#### To do:
Work out how many lines in the entries below include the word "title". Give nothing but the number.

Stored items
__________

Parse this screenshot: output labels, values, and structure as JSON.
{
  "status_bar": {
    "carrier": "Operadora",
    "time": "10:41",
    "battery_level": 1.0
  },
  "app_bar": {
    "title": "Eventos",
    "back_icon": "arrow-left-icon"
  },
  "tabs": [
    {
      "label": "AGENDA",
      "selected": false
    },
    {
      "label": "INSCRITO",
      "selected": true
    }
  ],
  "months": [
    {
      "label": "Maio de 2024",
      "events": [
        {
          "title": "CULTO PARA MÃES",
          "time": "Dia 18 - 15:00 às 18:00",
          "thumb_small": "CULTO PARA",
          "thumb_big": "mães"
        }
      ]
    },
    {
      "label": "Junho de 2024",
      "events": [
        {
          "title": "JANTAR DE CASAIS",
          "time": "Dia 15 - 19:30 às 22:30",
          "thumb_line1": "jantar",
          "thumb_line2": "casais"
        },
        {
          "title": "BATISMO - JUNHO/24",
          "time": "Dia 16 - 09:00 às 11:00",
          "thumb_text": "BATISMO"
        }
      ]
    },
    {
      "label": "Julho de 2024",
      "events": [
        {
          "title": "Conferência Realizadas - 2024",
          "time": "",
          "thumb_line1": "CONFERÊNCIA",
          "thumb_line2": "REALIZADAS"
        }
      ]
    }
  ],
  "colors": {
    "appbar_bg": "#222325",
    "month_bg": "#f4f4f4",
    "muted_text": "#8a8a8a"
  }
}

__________

#### The answer:
5